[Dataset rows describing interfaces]
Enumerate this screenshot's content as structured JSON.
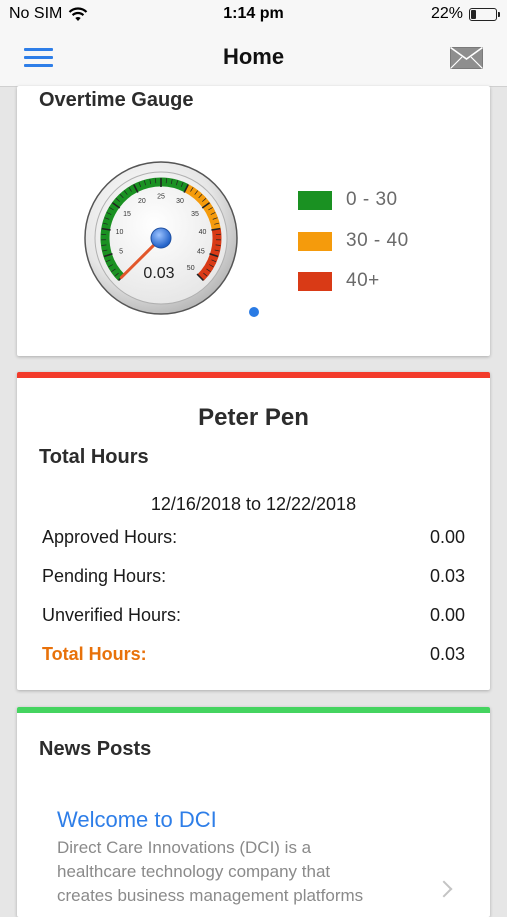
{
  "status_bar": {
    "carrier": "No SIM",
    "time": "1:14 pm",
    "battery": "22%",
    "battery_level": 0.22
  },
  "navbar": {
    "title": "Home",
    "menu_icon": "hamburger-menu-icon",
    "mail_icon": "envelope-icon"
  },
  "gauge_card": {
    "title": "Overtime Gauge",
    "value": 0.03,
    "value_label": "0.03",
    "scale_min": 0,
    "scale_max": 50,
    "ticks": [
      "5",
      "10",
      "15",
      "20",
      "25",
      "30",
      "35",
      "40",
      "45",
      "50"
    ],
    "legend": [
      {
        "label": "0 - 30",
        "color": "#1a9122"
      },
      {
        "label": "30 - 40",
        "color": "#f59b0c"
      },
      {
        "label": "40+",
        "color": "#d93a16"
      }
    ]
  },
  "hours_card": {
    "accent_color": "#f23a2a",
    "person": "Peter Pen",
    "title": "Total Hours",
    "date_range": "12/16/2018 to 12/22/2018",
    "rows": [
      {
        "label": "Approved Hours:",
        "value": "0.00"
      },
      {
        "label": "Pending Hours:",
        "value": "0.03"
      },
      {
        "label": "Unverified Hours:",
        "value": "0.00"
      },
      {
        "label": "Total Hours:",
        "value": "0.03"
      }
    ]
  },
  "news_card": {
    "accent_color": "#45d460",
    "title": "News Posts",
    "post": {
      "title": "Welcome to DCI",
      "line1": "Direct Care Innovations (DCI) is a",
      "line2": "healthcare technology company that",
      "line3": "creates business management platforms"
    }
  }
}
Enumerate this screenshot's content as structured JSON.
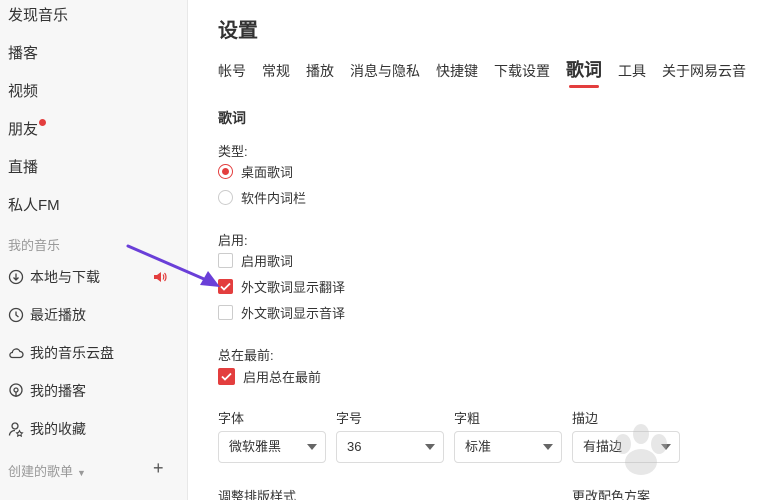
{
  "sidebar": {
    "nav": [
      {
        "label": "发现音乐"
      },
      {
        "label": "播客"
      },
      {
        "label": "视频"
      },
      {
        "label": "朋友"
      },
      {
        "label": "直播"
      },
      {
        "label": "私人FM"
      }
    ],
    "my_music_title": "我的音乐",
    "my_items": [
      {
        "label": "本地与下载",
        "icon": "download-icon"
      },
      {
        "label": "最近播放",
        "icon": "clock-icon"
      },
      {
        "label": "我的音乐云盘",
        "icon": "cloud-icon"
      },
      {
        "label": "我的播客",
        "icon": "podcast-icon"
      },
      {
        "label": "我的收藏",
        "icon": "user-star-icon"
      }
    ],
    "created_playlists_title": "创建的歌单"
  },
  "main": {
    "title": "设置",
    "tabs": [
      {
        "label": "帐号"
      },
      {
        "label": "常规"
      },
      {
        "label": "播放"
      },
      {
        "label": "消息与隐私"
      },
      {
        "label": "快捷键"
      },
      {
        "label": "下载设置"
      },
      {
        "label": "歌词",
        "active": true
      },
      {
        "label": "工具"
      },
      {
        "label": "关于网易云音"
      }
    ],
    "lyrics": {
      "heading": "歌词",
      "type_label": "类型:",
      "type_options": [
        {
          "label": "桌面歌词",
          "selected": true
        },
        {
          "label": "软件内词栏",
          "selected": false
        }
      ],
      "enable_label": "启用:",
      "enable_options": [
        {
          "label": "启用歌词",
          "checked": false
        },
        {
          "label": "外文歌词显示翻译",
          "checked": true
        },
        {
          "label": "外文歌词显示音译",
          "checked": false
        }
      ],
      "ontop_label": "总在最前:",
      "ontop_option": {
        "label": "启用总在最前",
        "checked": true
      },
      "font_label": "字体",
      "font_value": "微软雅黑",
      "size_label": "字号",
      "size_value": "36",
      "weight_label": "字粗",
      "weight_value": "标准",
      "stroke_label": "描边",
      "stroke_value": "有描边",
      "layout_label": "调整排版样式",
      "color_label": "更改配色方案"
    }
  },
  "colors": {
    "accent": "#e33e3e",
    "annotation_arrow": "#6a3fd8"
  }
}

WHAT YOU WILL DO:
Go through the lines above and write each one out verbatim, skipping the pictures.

WRITTEN SOLUTION:
Enumerate this screenshot's content as structured JSON.
{
  "status_bar": {
    "carrier": "No SIM",
    "time": "1:14 pm",
    "battery": "22%",
    "battery_level": 0.22
  },
  "navbar": {
    "title": "Home",
    "menu_icon": "hamburger-menu-icon",
    "mail_icon": "envelope-icon"
  },
  "gauge_card": {
    "title": "Overtime Gauge",
    "value": 0.03,
    "value_label": "0.03",
    "scale_min": 0,
    "scale_max": 50,
    "ticks": [
      "5",
      "10",
      "15",
      "20",
      "25",
      "30",
      "35",
      "40",
      "45",
      "50"
    ],
    "legend": [
      {
        "label": "0 - 30",
        "color": "#1a9122"
      },
      {
        "label": "30 - 40",
        "color": "#f59b0c"
      },
      {
        "label": "40+",
        "color": "#d93a16"
      }
    ]
  },
  "hours_card": {
    "accent_color": "#f23a2a",
    "person": "Peter Pen",
    "title": "Total Hours",
    "date_range": "12/16/2018 to 12/22/2018",
    "rows": [
      {
        "label": "Approved Hours:",
        "value": "0.00"
      },
      {
        "label": "Pending Hours:",
        "value": "0.03"
      },
      {
        "label": "Unverified Hours:",
        "value": "0.00"
      },
      {
        "label": "Total Hours:",
        "value": "0.03"
      }
    ]
  },
  "news_card": {
    "accent_color": "#45d460",
    "title": "News Posts",
    "post": {
      "title": "Welcome to DCI",
      "line1": "Direct Care Innovations (DCI) is a",
      "line2": "healthcare technology company that",
      "line3": "creates business management platforms"
    }
  }
}
Enumerate this screenshot's content as structured JSON.
{
  "sidebar": {
    "nav": [
      {
        "label": "发现音乐"
      },
      {
        "label": "播客"
      },
      {
        "label": "视频"
      },
      {
        "label": "朋友"
      },
      {
        "label": "直播"
      },
      {
        "label": "私人FM"
      }
    ],
    "my_music_title": "我的音乐",
    "my_items": [
      {
        "label": "本地与下载",
        "icon": "download-icon"
      },
      {
        "label": "最近播放",
        "icon": "clock-icon"
      },
      {
        "label": "我的音乐云盘",
        "icon": "cloud-icon"
      },
      {
        "label": "我的播客",
        "icon": "podcast-icon"
      },
      {
        "label": "我的收藏",
        "icon": "user-star-icon"
      }
    ],
    "created_playlists_title": "创建的歌单"
  },
  "main": {
    "title": "设置",
    "tabs": [
      {
        "label": "帐号"
      },
      {
        "label": "常规"
      },
      {
        "label": "播放"
      },
      {
        "label": "消息与隐私"
      },
      {
        "label": "快捷键"
      },
      {
        "label": "下载设置"
      },
      {
        "label": "歌词",
        "active": true
      },
      {
        "label": "工具"
      },
      {
        "label": "关于网易云音"
      }
    ],
    "lyrics": {
      "heading": "歌词",
      "type_label": "类型:",
      "type_options": [
        {
          "label": "桌面歌词",
          "selected": true
        },
        {
          "label": "软件内词栏",
          "selected": false
        }
      ],
      "enable_label": "启用:",
      "enable_options": [
        {
          "label": "启用歌词",
          "checked": false
        },
        {
          "label": "外文歌词显示翻译",
          "checked": true
        },
        {
          "label": "外文歌词显示音译",
          "checked": false
        }
      ],
      "ontop_label": "总在最前:",
      "ontop_option": {
        "label": "启用总在最前",
        "checked": true
      },
      "font_label": "字体",
      "font_value": "微软雅黑",
      "size_label": "字号",
      "size_value": "36",
      "weight_label": "字粗",
      "weight_value": "标准",
      "stroke_label": "描边",
      "stroke_value": "有描边",
      "layout_label": "调整排版样式",
      "color_label": "更改配色方案"
    }
  },
  "colors": {
    "accent": "#e33e3e",
    "annotation_arrow": "#6a3fd8"
  }
}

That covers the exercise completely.